by Thomas McNamee
From the publisher: In 1957, America was a gastronomic wasteland. One man changed all that. From his perch at the New York Times, Craig Claiborne led America’s food revolution. He took readers where they had never been before, and brought Julia Child and Jacques Pépin to national acclaim. He introduced us to the foods and tools we take for granted today, from crème fraîche and balsamic vinegar to arugula and the salad spinner. And he turned dinner into an event—dining out, delighting your friends, or simply cooking for your family.
But the passionate gastronome led a conflicted personal life. Forced to mask his sexuality, he was imprisoned in solitude and searched for stable and lasting love. In The Man Who Changed the Way We Eat, acclaimed biographer Thomas McNamee unfolds a new history of American gastronomy and reveals in full a great man who until now has never been truly known.
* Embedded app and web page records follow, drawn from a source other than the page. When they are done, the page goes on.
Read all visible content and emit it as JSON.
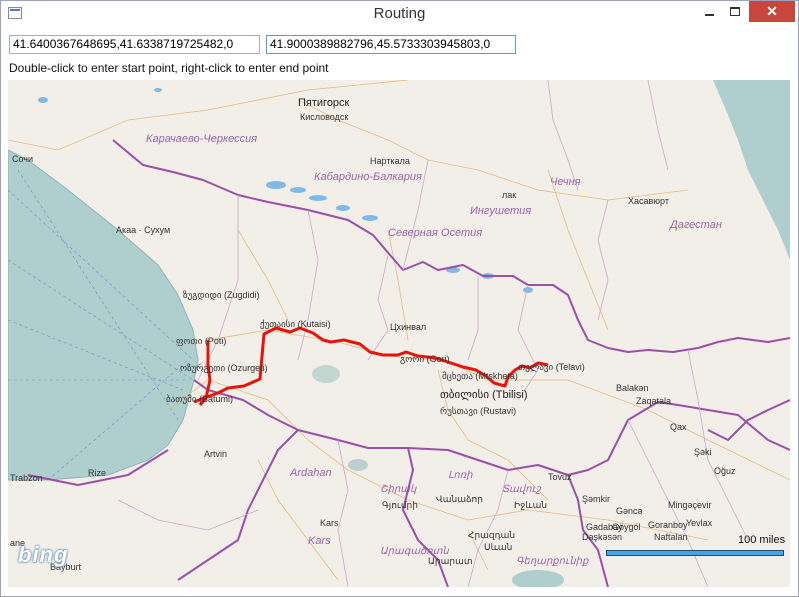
{
  "window": {
    "title": "Routing"
  },
  "inputs": {
    "start_point": "41.6400367648695,41.6338719725482,0",
    "end_point": "41.9000389882796,45.5733303945803,0"
  },
  "instructions": "Double-click to enter start point, right-click to enter end point",
  "map": {
    "logo": "bing",
    "scale_label": "100 miles",
    "route_color": "#e8140c",
    "labels": {
      "pyatigorsk": "Пятигорск",
      "kislovodsk": "Кисловодск",
      "karachay": "Карачаево-Черкессия",
      "nalchik": "Нарткала",
      "kabardino": "Кабардино-Балкария",
      "chechnya": "Чечня",
      "khasavyurt": "Хасавюрт",
      "ingushetia": "Ингушетия",
      "ossetia": "Северная Осетия",
      "dagestan": "Дагестан",
      "lak": "лак",
      "sochi": "Сочи",
      "sukhum": "Акаа · Сухум",
      "zugdidi": "ზუგდიდი (Zugdidi)",
      "kutaisi": "ქუთაისი (Kutaisi)",
      "tskhinval": "Цхинвал",
      "poti": "ფოთი (Poti)",
      "gori": "გორი (Gori)",
      "ozurgeti": "ოზურგეთი (Ozurgeti)",
      "telavi": "თელავი (Telavi)",
      "mtskheta": "მცხეთა (Mtskheta)",
      "batumi": "ბათუმი (Batumi)",
      "tbilisi": "თბილისი (Tbilisi)",
      "rustavi": "რუსთავი (Rustavi)",
      "balakan": "Balakən",
      "zaqatala": "Zaqatala",
      "qax": "Qax",
      "shaki": "Şəki",
      "oguz": "Oğuz",
      "artvin": "Artvin",
      "ardahan": "Ardahan",
      "trabzon": "Trabzon",
      "rize": "Rize",
      "lori": "Լոռի",
      "shirak": "Շիրակ",
      "tavush": "Տավուշ",
      "vanadzor": "Վանաձոր",
      "gyumri": "Գյումրի",
      "ijevan": "Իջևան",
      "tovuz": "Tovuz",
      "shamkir": "Şəmkir",
      "ganja": "Gəncə",
      "dashkasan": "Daşkəsən",
      "gadabay": "Gadabay",
      "goygol": "Göygöl",
      "goranboy": "Goranboy",
      "naftalan": "Naftalan",
      "mingachevir": "Mingəçevir",
      "yevlax": "Yevlax",
      "kars_city": "Kars",
      "kars_region": "Kars",
      "aragatsotn": "Արագածոտն",
      "hrazdan": "Հրազդան",
      "sevan": "Սևան",
      "gegharkunik": "Գեղարքունիք",
      "kotayk": "Արարատ",
      "ane": "ane",
      "bayburt": "Bayburt"
    }
  }
}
Thomas McNamee is the author of Alice Waters and Chez Panisse. His writing has been published in The New Yorker, Life, The New York Times, and The Washington Post. He lives in San Francisco.
Simon & Schuster, 2013